##### Data section

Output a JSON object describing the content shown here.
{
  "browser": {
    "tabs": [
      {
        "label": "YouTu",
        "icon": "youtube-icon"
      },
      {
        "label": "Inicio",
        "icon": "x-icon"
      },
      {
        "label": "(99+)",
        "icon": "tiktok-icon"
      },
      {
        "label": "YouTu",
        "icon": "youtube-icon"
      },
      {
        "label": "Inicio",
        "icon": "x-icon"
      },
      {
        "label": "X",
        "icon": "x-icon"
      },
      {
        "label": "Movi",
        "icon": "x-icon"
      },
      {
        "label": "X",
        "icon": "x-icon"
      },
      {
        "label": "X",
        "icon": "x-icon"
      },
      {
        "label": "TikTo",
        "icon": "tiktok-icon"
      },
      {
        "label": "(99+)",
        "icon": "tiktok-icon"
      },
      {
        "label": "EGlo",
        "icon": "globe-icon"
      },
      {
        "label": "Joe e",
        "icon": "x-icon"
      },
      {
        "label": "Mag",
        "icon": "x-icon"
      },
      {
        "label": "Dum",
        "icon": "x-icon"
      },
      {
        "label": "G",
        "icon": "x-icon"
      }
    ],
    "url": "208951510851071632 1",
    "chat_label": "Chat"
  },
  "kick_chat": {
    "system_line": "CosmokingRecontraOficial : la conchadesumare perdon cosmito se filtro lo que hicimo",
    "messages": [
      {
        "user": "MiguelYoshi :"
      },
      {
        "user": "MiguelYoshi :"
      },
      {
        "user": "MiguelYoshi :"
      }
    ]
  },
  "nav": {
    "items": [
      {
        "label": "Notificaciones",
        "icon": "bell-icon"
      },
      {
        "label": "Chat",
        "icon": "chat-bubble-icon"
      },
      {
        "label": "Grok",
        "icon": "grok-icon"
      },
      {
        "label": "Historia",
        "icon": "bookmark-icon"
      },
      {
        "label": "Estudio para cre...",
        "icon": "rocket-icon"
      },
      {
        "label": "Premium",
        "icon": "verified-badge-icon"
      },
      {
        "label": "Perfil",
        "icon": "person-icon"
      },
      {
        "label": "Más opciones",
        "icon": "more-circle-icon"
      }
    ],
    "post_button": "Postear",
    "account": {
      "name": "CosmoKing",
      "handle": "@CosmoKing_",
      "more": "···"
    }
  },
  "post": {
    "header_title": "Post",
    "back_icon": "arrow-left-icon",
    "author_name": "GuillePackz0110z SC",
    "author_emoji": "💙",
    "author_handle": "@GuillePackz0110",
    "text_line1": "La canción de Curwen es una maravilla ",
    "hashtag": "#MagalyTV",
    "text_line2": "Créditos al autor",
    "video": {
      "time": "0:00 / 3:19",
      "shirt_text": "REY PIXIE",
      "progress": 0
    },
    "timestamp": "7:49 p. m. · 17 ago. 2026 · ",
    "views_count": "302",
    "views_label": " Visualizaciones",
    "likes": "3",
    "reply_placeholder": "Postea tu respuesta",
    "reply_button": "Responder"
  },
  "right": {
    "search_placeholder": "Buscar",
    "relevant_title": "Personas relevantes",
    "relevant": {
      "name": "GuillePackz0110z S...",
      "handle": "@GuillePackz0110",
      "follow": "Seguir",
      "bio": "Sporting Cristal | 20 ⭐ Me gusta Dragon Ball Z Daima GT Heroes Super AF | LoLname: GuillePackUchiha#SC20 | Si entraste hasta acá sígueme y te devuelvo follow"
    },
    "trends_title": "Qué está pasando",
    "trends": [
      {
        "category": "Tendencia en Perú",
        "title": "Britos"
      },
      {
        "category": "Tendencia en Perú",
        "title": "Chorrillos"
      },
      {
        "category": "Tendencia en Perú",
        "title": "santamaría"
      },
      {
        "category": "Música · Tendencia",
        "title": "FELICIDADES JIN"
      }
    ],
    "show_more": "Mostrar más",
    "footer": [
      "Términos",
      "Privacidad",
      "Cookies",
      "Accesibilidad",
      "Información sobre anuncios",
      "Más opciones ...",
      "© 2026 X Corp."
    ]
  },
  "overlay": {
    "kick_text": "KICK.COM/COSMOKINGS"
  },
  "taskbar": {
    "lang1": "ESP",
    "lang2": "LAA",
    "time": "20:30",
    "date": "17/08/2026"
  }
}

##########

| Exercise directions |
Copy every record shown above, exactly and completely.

| Written response |
Output a JSON object describing the content shown here.
{
  "browser": {
    "tabs": [
      {
        "label": "YouTu",
        "icon": "youtube-icon"
      },
      {
        "label": "Inicio",
        "icon": "x-icon"
      },
      {
        "label": "(99+)",
        "icon": "tiktok-icon"
      },
      {
        "label": "YouTu",
        "icon": "youtube-icon"
      },
      {
        "label": "Inicio",
        "icon": "x-icon"
      },
      {
        "label": "X",
        "icon": "x-icon"
      },
      {
        "label": "Movi",
        "icon": "x-icon"
      },
      {
        "label": "X",
        "icon": "x-icon"
      },
      {
        "label": "X",
        "icon": "x-icon"
      },
      {
        "label": "TikTo",
        "icon": "tiktok-icon"
      },
      {
        "label": "(99+)",
        "icon": "tiktok-icon"
      },
      {
        "label": "EGlo",
        "icon": "globe-icon"
      },
      {
        "label": "Joe e",
        "icon": "x-icon"
      },
      {
        "label": "Mag",
        "icon": "x-icon"
      },
      {
        "label": "Dum",
        "icon": "x-icon"
      },
      {
        "label": "G",
        "icon": "x-icon"
      }
    ],
    "url": "208951510851071632 1",
    "chat_label": "Chat"
  },
  "kick_chat": {
    "system_line": "CosmokingRecontraOficial : la conchadesumare perdon cosmito se filtro lo que hicimo",
    "messages": [
      {
        "user": "MiguelYoshi :"
      },
      {
        "user": "MiguelYoshi :"
      },
      {
        "user": "MiguelYoshi :"
      }
    ]
  },
  "nav": {
    "items": [
      {
        "label": "Notificaciones",
        "icon": "bell-icon"
      },
      {
        "label": "Chat",
        "icon": "chat-bubble-icon"
      },
      {
        "label": "Grok",
        "icon": "grok-icon"
      },
      {
        "label": "Historia",
        "icon": "bookmark-icon"
      },
      {
        "label": "Estudio para cre...",
        "icon": "rocket-icon"
      },
      {
        "label": "Premium",
        "icon": "verified-badge-icon"
      },
      {
        "label": "Perfil",
        "icon": "person-icon"
      },
      {
        "label": "Más opciones",
        "icon": "more-circle-icon"
      }
    ],
    "post_button": "Postear",
    "account": {
      "name": "CosmoKing",
      "handle": "@CosmoKing_",
      "more": "···"
    }
  },
  "post": {
    "header_title": "Post",
    "back_icon": "arrow-left-icon",
    "author_name": "GuillePackz0110z SC",
    "author_emoji": "💙",
    "author_handle": "@GuillePackz0110",
    "text_line1": "La canción de Curwen es una maravilla ",
    "hashtag": "#MagalyTV",
    "text_line2": "Créditos al autor",
    "video": {
      "time": "0:00 / 3:19",
      "shirt_text": "REY PIXIE",
      "progress": 0
    },
    "timestamp": "7:49 p. m. · 17 ago. 2026 · ",
    "views_count": "302",
    "views_label": " Visualizaciones",
    "likes": "3",
    "reply_placeholder": "Postea tu respuesta",
    "reply_button": "Responder"
  },
  "right": {
    "search_placeholder": "Buscar",
    "relevant_title": "Personas relevantes",
    "relevant": {
      "name": "GuillePackz0110z S...",
      "handle": "@GuillePackz0110",
      "follow": "Seguir",
      "bio": "Sporting Cristal | 20 ⭐ Me gusta Dragon Ball Z Daima GT Heroes Super AF | LoLname: GuillePackUchiha#SC20 | Si entraste hasta acá sígueme y te devuelvo follow"
    },
    "trends_title": "Qué está pasando",
    "trends": [
      {
        "category": "Tendencia en Perú",
        "title": "Britos"
      },
      {
        "category": "Tendencia en Perú",
        "title": "Chorrillos"
      },
      {
        "category": "Tendencia en Perú",
        "title": "santamaría"
      },
      {
        "category": "Música · Tendencia",
        "title": "FELICIDADES JIN"
      }
    ],
    "show_more": "Mostrar más",
    "footer": [
      "Términos",
      "Privacidad",
      "Cookies",
      "Accesibilidad",
      "Información sobre anuncios",
      "Más opciones ...",
      "© 2026 X Corp."
    ]
  },
  "overlay": {
    "kick_text": "KICK.COM/COSMOKINGS"
  },
  "taskbar": {
    "lang1": "ESP",
    "lang2": "LAA",
    "time": "20:30",
    "date": "17/08/2026"
  }
}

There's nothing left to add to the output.